> [Data records for software interfaces]
○ ○ ○ ○ ○ ○ ○

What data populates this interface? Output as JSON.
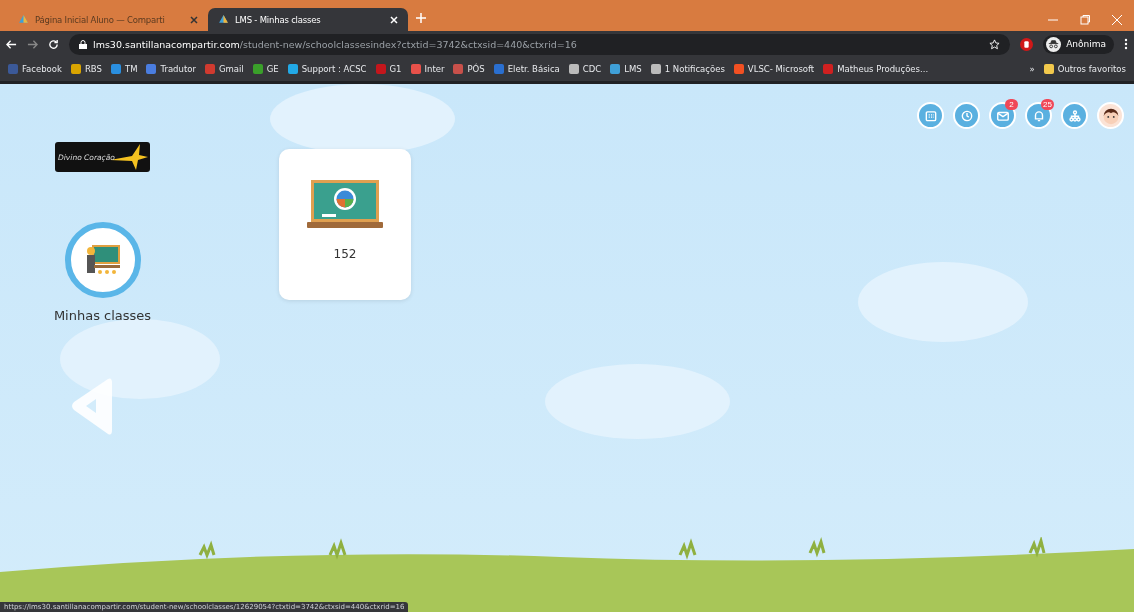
{
  "browser": {
    "tabs": [
      {
        "title": "Página Inicial Aluno — Comparti",
        "selected": false
      },
      {
        "title": "LMS - Minhas classes",
        "selected": true
      }
    ],
    "url_host": "lms30.santillanacompartir.com",
    "url_path": "/student-new/schoolclassesindex?ctxtid=3742&ctxsid=440&ctxrid=16",
    "profile": "Anônima",
    "bookmarks": [
      {
        "label": "Facebook",
        "color": "#3b5998"
      },
      {
        "label": "RBS",
        "color": "#d9a400"
      },
      {
        "label": "TM",
        "color": "#2a8fe0"
      },
      {
        "label": "Tradutor",
        "color": "#4a7de0"
      },
      {
        "label": "Gmail",
        "color": "#d03a2f"
      },
      {
        "label": "GE",
        "color": "#3aa02a"
      },
      {
        "label": "Support : ACSC",
        "color": "#22a9e6"
      },
      {
        "label": "G1",
        "color": "#c4161c"
      },
      {
        "label": "Inter",
        "color": "#e8514a"
      },
      {
        "label": "PÓS",
        "color": "#c8504a"
      },
      {
        "label": "Eletr. Básica",
        "color": "#2a6fd0"
      },
      {
        "label": "CDC",
        "color": "#bbbbbb"
      },
      {
        "label": "LMS",
        "color": "#3fa0d8"
      },
      {
        "label": "1 Notificações",
        "color": "#bbbbbb"
      },
      {
        "label": "VLSC- Microsoft",
        "color": "#f25022"
      },
      {
        "label": "Matheus Produções...",
        "color": "#d02020"
      }
    ],
    "overflow": "»",
    "other_bookmarks": "Outros favoritos"
  },
  "page": {
    "logo_text": "Divino Coração",
    "nav_item": {
      "label": "Minhas classes"
    },
    "classes": [
      {
        "name": "152"
      }
    ],
    "header_icons": [
      {
        "kind": "calendar"
      },
      {
        "kind": "clock"
      },
      {
        "kind": "mail",
        "badge": "2"
      },
      {
        "kind": "bell",
        "badge": "25"
      },
      {
        "kind": "network"
      },
      {
        "kind": "avatar"
      }
    ]
  },
  "status_url": "https://lms30.santillanacompartir.com/student-new/schoolclasses/12629054?ctxtid=3742&ctxsid=440&ctxrid=16"
}
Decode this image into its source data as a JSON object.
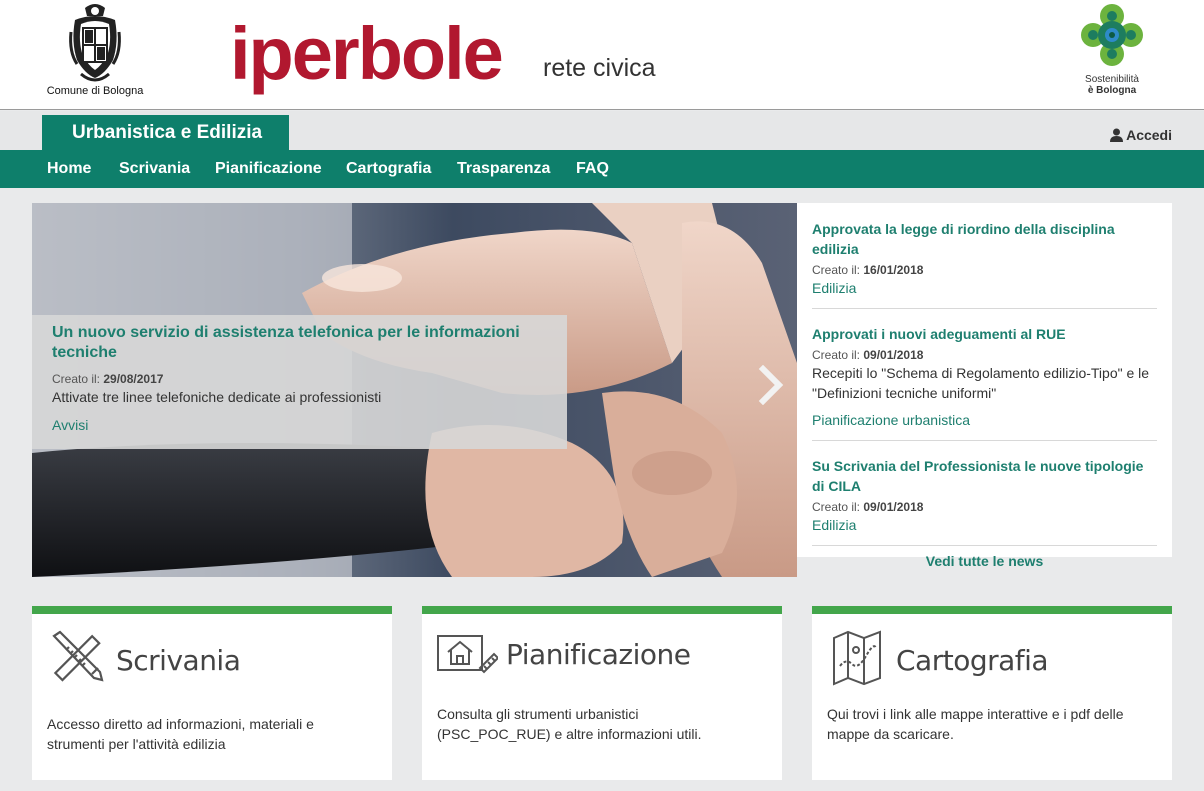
{
  "header": {
    "org_name": "Comune di Bologna",
    "brand": "iperbole",
    "brand_sub": "rete civica",
    "sustainability_line1": "Sostenibilità",
    "sustainability_line2": "è Bologna"
  },
  "section": {
    "title": "Urbanistica e Edilizia",
    "login_label": "Accedi"
  },
  "nav": {
    "items": [
      "Home",
      "Scrivania",
      "Pianificazione",
      "Cartografia",
      "Trasparenza",
      "FAQ"
    ]
  },
  "carousel": {
    "title": "Un nuovo servizio di assistenza telefonica per le informazioni tecniche",
    "date_label": "Creato il:",
    "date": "29/08/2017",
    "text": "Attivate tre linee telefoniche dedicate ai professionisti",
    "category": "Avvisi"
  },
  "news": {
    "items": [
      {
        "title": "Approvata la legge di riordino della disciplina edilizia",
        "date_label": "Creato il:",
        "date": "16/01/2018",
        "desc": "",
        "category": "Edilizia"
      },
      {
        "title": "Approvati i nuovi adeguamenti al RUE",
        "date_label": "Creato il:",
        "date": "09/01/2018",
        "desc": "Recepiti lo \"Schema di Regolamento edilizio-Tipo\" e le \"Definizioni tecniche uniformi\"",
        "category": "Pianificazione urbanistica"
      },
      {
        "title": "Su Scrivania del Professionista le nuove tipologie di CILA",
        "date_label": "Creato il:",
        "date": "09/01/2018",
        "desc": "",
        "category": "Edilizia"
      }
    ],
    "all_label": "Vedi tutte le news"
  },
  "cards": [
    {
      "title": "Scrivania",
      "icon": "ruler-pencil-icon",
      "text": "Accesso diretto ad informazioni, materiali e strumenti per l'attività edilizia"
    },
    {
      "title": "Pianificazione",
      "icon": "house-plan-icon",
      "text": "Consulta gli strumenti urbanistici (PSC_POC_RUE) e altre informazioni utili."
    },
    {
      "title": "Cartografia",
      "icon": "map-icon",
      "text": "Qui trovi i link alle mappe interattive e i pdf delle mappe da scaricare."
    }
  ],
  "colors": {
    "brand_red": "#b1182f",
    "primary_green": "#0e7f6b",
    "card_accent": "#43a64b"
  }
}
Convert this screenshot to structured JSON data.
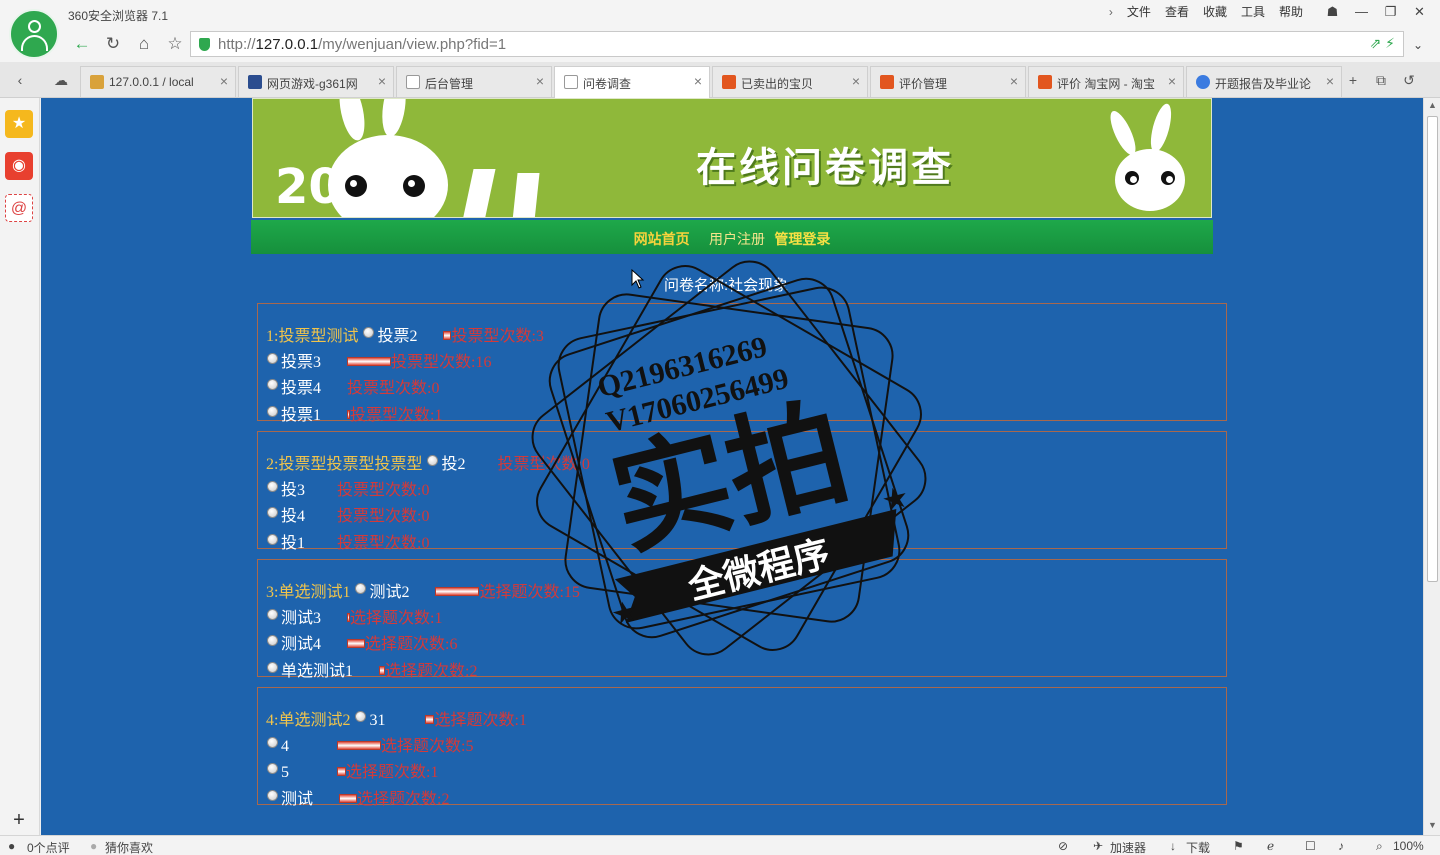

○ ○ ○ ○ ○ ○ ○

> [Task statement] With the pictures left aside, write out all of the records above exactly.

> [Answer]
What data populates this interface? Output as JSON.
{
  "browser": {
    "tabs": [
      {
        "title": "Página Inicial Aluno — Comparti",
        "selected": false
      },
      {
        "title": "LMS - Minhas classes",
        "selected": true
      }
    ],
    "url_host": "lms30.santillanacompartir.com",
    "url_path": "/student-new/schoolclassesindex?ctxtid=3742&ctxsid=440&ctxrid=16",
    "profile": "Anônima",
    "bookmarks": [
      {
        "label": "Facebook",
        "color": "#3b5998"
      },
      {
        "label": "RBS",
        "color": "#d9a400"
      },
      {
        "label": "TM",
        "color": "#2a8fe0"
      },
      {
        "label": "Tradutor",
        "color": "#4a7de0"
      },
      {
        "label": "Gmail",
        "color": "#d03a2f"
      },
      {
        "label": "GE",
        "color": "#3aa02a"
      },
      {
        "label": "Support : ACSC",
        "color": "#22a9e6"
      },
      {
        "label": "G1",
        "color": "#c4161c"
      },
      {
        "label": "Inter",
        "color": "#e8514a"
      },
      {
        "label": "PÓS",
        "color": "#c8504a"
      },
      {
        "label": "Eletr. Básica",
        "color": "#2a6fd0"
      },
      {
        "label": "CDC",
        "color": "#bbbbbb"
      },
      {
        "label": "LMS",
        "color": "#3fa0d8"
      },
      {
        "label": "1 Notificações",
        "color": "#bbbbbb"
      },
      {
        "label": "VLSC- Microsoft",
        "color": "#f25022"
      },
      {
        "label": "Matheus Produções...",
        "color": "#d02020"
      }
    ],
    "overflow": "»",
    "other_bookmarks": "Outros favoritos"
  },
  "page": {
    "logo_text": "Divino Coração",
    "nav_item": {
      "label": "Minhas classes"
    },
    "classes": [
      {
        "name": "152"
      }
    ],
    "header_icons": [
      {
        "kind": "calendar"
      },
      {
        "kind": "clock"
      },
      {
        "kind": "mail",
        "badge": "2"
      },
      {
        "kind": "bell",
        "badge": "25"
      },
      {
        "kind": "network"
      },
      {
        "kind": "avatar"
      }
    ]
  },
  "status_url": "https://lms30.santillanacompartir.com/student-new/schoolclasses/12629054?ctxtid=3742&ctxsid=440&ctxrid=16"
}
Decode this image into its source data as a JSON object.
{
  "header": {
    "org_name": "Comune di Bologna",
    "brand": "iperbole",
    "brand_sub": "rete civica",
    "sustainability_line1": "Sostenibilità",
    "sustainability_line2": "è Bologna"
  },
  "section": {
    "title": "Urbanistica e Edilizia",
    "login_label": "Accedi"
  },
  "nav": {
    "items": [
      "Home",
      "Scrivania",
      "Pianificazione",
      "Cartografia",
      "Trasparenza",
      "FAQ"
    ]
  },
  "carousel": {
    "title": "Un nuovo servizio di assistenza telefonica per le informazioni tecniche",
    "date_label": "Creato il:",
    "date": "29/08/2017",
    "text": "Attivate tre linee telefoniche dedicate ai professionisti",
    "category": "Avvisi"
  },
  "news": {
    "items": [
      {
        "title": "Approvata la legge di riordino della disciplina edilizia",
        "date_label": "Creato il:",
        "date": "16/01/2018",
        "desc": "",
        "category": "Edilizia"
      },
      {
        "title": "Approvati i nuovi adeguamenti al RUE",
        "date_label": "Creato il:",
        "date": "09/01/2018",
        "desc": "Recepiti lo \"Schema di Regolamento edilizio-Tipo\" e le \"Definizioni tecniche uniformi\"",
        "category": "Pianificazione urbanistica"
      },
      {
        "title": "Su Scrivania del Professionista le nuove tipologie di CILA",
        "date_label": "Creato il:",
        "date": "09/01/2018",
        "desc": "",
        "category": "Edilizia"
      }
    ],
    "all_label": "Vedi tutte le news"
  },
  "cards": [
    {
      "title": "Scrivania",
      "icon": "ruler-pencil-icon",
      "text": "Accesso diretto ad informazioni, materiali e strumenti per l'attività edilizia"
    },
    {
      "title": "Pianificazione",
      "icon": "house-plan-icon",
      "text": "Consulta gli strumenti urbanistici (PSC_POC_RUE) e altre informazioni utili."
    },
    {
      "title": "Cartografia",
      "icon": "map-icon",
      "text": "Qui trovi i link alle mappe interattive e i pdf delle mappe da scaricare."
    }
  ],
  "colors": {
    "brand_red": "#b1182f",
    "primary_green": "#0e7f6b",
    "card_accent": "#43a64b"
  }
}
Convert this screenshot to structured JSON data.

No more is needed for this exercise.